  1. This theorem is good in the case where d is a smallish power of \lvert A\rvert; B-K have d\approx \lvert A\rvert ^{\frac{1}{3}}. It gives some structural information even when the 2m-fold additive energy of A is quite a long way below the maximum possible.
  2. This is the first main ‘new’ result in Bateman-Katz’s paper, and is the main topic of this post.
  3. 2m\geqslant 2Ce is just a minor technical condition that streamlines a particular estimation step. It could certainly be removed with a little more effort, and no effort at all if one didn’t care about how the constants in Theorem 2 depended on m.
  4. One needs Lemma 1 as an ingredient in the proof of Theorem 2, applied to a suitably chosen random subset S\subseteq A.
  5. For certain choices of the parameters we can use Theorem 2  to bootstrap an improved theorem regarding E_{8}(A), say, which would be better than applying Theorem 2 directly with m=4.

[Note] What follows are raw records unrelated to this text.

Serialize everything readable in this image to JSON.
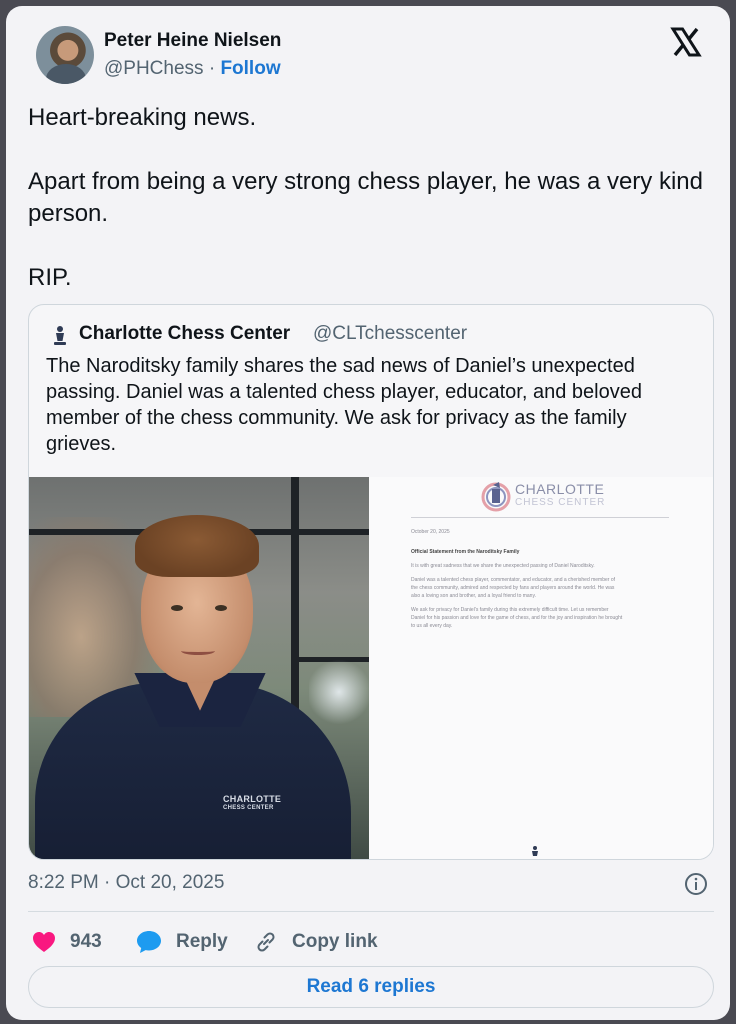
{
  "author": {
    "name": "Peter Heine Nielsen",
    "handle": "@PHChess",
    "separator": "·",
    "follow_label": "Follow"
  },
  "tweet": {
    "paragraphs": [
      "Heart-breaking news.",
      "Apart from being a very strong chess player, he was a very kind person.",
      "RIP."
    ],
    "timestamp": "8:22 PM · Oct 20, 2025"
  },
  "quote": {
    "name": "Charlotte Chess Center",
    "handle": "@CLTchesscenter",
    "text": "The Naroditsky family shares the sad news of Daniel’s unexpected passing. Daniel was a talented chess player, educator, and beloved member of the chess community. We ask for privacy as the family grieves.",
    "shirt_logo": [
      "CHARLOTTE",
      "CHESS CENTER"
    ],
    "document": {
      "logo_line1": "CHARLOTTE",
      "logo_line2": "CHESS CENTER",
      "date": "October 20, 2025",
      "heading": "Official Statement from the Naroditsky Family",
      "lines": [
        "It is with great sadness that we share the unexpected passing of Daniel Naroditsky.",
        "Daniel was a talented chess player, commentator, and educator, and a cherished member of",
        "the chess community, admired and respected by fans and players around the world. He was",
        "also a loving son and brother, and a loyal friend to many.",
        "We ask for privacy for Daniel’s family during this extremely difficult time. Let us remember",
        "Daniel for his passion and love for the game of chess, and for the joy and inspiration he brought",
        "to us all every day."
      ]
    }
  },
  "actions": {
    "likes": "943",
    "reply_label": "Reply",
    "copy_label": "Copy link",
    "read_replies_label": "Read 6 replies"
  },
  "colors": {
    "accent": "#1d77d2",
    "like": "#f91880",
    "muted": "#536471",
    "text": "#0f1419"
  },
  "icons": [
    "x-logo-icon",
    "chess-logo-icon",
    "info-icon",
    "heart-icon",
    "reply-bubble-icon",
    "link-icon"
  ]
}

Expanding on this last remark, we note that by Holder’s inequality we have

E_{2m}(A)\geqslant \dfrac{E_{8}(A)^{\frac{m-1}{3}}}{\lvert A \rvert ^{\frac{m-4}{3}}}

[This follows from the fact that E_{2m}(A)=\sum\lvert \hat{A}(r)\rvert^{2m} and taking Holder in the form \sum\lvert f\rvert ^{2k}\leqslant\left(\sum\lvert f \rvert^{2m}\right)^{\frac{k-1}{m-1}}\left(\sum\lvert f \rvert ^{2}\right)^{\frac{m-k}{m-1}} with k=4, followed by Parseval applied to the second bracket].

Therefore we can make the conclusion of Theorem 2 provided that, for some m,

E_{8}(A)>\left(\lvert A\rvert ^{2m+\frac{m-4}{3}}\right)^{\frac{3}{m-1}}d^{\frac{-3m}{m-1}}\left(2^{4m+3}m^{6m+4}C^{2m}+2m^{2m+3}\right)^{\frac{3}{m-1}}   (1)

Suppose we wanted to be able to take d=\lvert A \rvert ^{\epsilon} for some fixed \epsilon. Applying Theorem 2 directly would only allow us to do so when E_{8}(A)\gg\lvert A\rvert ^{8-4\epsilon} (so for example we would be forced to have \epsilon>\frac{1}{4} to get a non-trivial result). However, equation (1) allows us to conclude whenever E_{8}(A)\gg_{m}\lvert A\rvert ^{7+\frac{3}{m-1}-\frac{3\epsilon m}{m-1}}. Taking m large enough, depending on \epsilon, we win if E_{8}(A)\gg_{\epsilon}\lvert A\rvert ^{7-2\epsilon}, which is better for \epsilon<\frac{1}{2}. We state this as a corollary:

Corollary 3

Let \epsilon\in (0,\frac{1}{2}), and let V be finite vector space, and A\subseteq V. Then there exist a constant K=K(\epsilon) such that if E_{8}(A)\geqslant K(\epsilon)\lvert A\rvert ^{7-2\epsilon} then \exists S\subseteq A with \text{dim}(\text{span}(S))\leqslant \lvert A\rvert^{\epsilon} and \lvert S\rvert\geqslant\lvert A\rvert^{1-\epsilon}

Proof: Above discussion.

Proofs of Lemma 1 and Theorem 2 are below.